(Data items)
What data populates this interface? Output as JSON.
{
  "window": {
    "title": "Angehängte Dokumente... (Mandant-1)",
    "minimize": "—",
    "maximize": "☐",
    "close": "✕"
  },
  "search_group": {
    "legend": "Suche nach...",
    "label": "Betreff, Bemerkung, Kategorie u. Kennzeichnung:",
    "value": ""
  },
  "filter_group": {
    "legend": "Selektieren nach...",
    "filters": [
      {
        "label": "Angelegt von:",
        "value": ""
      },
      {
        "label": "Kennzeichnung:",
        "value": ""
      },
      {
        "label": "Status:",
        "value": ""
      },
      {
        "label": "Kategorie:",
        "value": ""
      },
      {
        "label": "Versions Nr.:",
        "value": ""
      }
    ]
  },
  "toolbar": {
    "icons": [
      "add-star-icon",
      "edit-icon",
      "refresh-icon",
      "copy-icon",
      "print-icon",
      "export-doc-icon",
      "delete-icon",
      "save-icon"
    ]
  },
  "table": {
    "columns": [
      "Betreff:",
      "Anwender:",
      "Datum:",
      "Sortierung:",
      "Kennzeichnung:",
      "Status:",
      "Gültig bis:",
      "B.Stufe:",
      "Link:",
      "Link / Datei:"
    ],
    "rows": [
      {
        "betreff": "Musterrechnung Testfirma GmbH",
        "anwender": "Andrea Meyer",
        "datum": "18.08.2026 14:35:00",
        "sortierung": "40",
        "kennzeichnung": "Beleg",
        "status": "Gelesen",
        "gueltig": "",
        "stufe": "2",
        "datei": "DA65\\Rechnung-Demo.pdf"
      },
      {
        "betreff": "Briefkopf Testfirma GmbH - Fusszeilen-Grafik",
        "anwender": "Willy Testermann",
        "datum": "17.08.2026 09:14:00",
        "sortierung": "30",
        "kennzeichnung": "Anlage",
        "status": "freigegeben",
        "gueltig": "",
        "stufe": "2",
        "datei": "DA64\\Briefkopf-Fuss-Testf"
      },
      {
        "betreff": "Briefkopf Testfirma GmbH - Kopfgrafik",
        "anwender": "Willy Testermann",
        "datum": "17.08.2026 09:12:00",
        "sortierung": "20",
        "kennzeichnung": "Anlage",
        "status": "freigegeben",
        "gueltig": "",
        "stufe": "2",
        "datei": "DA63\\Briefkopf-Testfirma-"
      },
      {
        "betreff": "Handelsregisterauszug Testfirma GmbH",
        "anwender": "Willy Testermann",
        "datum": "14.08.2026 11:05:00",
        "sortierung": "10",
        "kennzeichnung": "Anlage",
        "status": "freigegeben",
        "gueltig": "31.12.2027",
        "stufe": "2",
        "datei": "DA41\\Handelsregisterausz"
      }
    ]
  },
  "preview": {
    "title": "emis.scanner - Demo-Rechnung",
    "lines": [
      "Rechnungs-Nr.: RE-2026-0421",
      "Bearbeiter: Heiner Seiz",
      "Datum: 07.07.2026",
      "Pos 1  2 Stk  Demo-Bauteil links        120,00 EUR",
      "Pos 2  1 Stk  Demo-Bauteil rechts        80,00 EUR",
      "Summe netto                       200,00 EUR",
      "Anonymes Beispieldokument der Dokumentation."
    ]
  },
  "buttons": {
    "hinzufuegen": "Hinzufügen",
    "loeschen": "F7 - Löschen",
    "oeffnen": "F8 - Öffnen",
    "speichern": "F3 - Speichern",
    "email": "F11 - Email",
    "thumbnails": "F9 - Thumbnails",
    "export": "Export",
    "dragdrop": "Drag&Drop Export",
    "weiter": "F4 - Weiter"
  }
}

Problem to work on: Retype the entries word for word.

Final answer:
What data populates this interface? Output as JSON.
{
  "window": {
    "title": "Angehängte Dokumente... (Mandant-1)",
    "minimize": "—",
    "maximize": "☐",
    "close": "✕"
  },
  "search_group": {
    "legend": "Suche nach...",
    "label": "Betreff, Bemerkung, Kategorie u. Kennzeichnung:",
    "value": ""
  },
  "filter_group": {
    "legend": "Selektieren nach...",
    "filters": [
      {
        "label": "Angelegt von:",
        "value": ""
      },
      {
        "label": "Kennzeichnung:",
        "value": ""
      },
      {
        "label": "Status:",
        "value": ""
      },
      {
        "label": "Kategorie:",
        "value": ""
      },
      {
        "label": "Versions Nr.:",
        "value": ""
      }
    ]
  },
  "toolbar": {
    "icons": [
      "add-star-icon",
      "edit-icon",
      "refresh-icon",
      "copy-icon",
      "print-icon",
      "export-doc-icon",
      "delete-icon",
      "save-icon"
    ]
  },
  "table": {
    "columns": [
      "Betreff:",
      "Anwender:",
      "Datum:",
      "Sortierung:",
      "Kennzeichnung:",
      "Status:",
      "Gültig bis:",
      "B.Stufe:",
      "Link:",
      "Link / Datei:"
    ],
    "rows": [
      {
        "betreff": "Musterrechnung Testfirma GmbH",
        "anwender": "Andrea Meyer",
        "datum": "18.08.2026 14:35:00",
        "sortierung": "40",
        "kennzeichnung": "Beleg",
        "status": "Gelesen",
        "gueltig": "",
        "stufe": "2",
        "datei": "DA65\\Rechnung-Demo.pdf"
      },
      {
        "betreff": "Briefkopf Testfirma GmbH - Fusszeilen-Grafik",
        "anwender": "Willy Testermann",
        "datum": "17.08.2026 09:14:00",
        "sortierung": "30",
        "kennzeichnung": "Anlage",
        "status": "freigegeben",
        "gueltig": "",
        "stufe": "2",
        "datei": "DA64\\Briefkopf-Fuss-Testf"
      },
      {
        "betreff": "Briefkopf Testfirma GmbH - Kopfgrafik",
        "anwender": "Willy Testermann",
        "datum": "17.08.2026 09:12:00",
        "sortierung": "20",
        "kennzeichnung": "Anlage",
        "status": "freigegeben",
        "gueltig": "",
        "stufe": "2",
        "datei": "DA63\\Briefkopf-Testfirma-"
      },
      {
        "betreff": "Handelsregisterauszug Testfirma GmbH",
        "anwender": "Willy Testermann",
        "datum": "14.08.2026 11:05:00",
        "sortierung": "10",
        "kennzeichnung": "Anlage",
        "status": "freigegeben",
        "gueltig": "31.12.2027",
        "stufe": "2",
        "datei": "DA41\\Handelsregisterausz"
      }
    ]
  },
  "preview": {
    "title": "emis.scanner - Demo-Rechnung",
    "lines": [
      "Rechnungs-Nr.: RE-2026-0421",
      "Bearbeiter: Heiner Seiz",
      "Datum: 07.07.2026",
      "Pos 1  2 Stk  Demo-Bauteil links        120,00 EUR",
      "Pos 2  1 Stk  Demo-Bauteil rechts        80,00 EUR",
      "Summe netto                       200,00 EUR",
      "Anonymes Beispieldokument der Dokumentation."
    ]
  },
  "buttons": {
    "hinzufuegen": "Hinzufügen",
    "loeschen": "F7 - Löschen",
    "oeffnen": "F8 - Öffnen",
    "speichern": "F3 - Speichern",
    "email": "F11 - Email",
    "thumbnails": "F9 - Thumbnails",
    "export": "Export",
    "dragdrop": "Drag&Drop Export",
    "weiter": "F4 - Weiter"
  }
}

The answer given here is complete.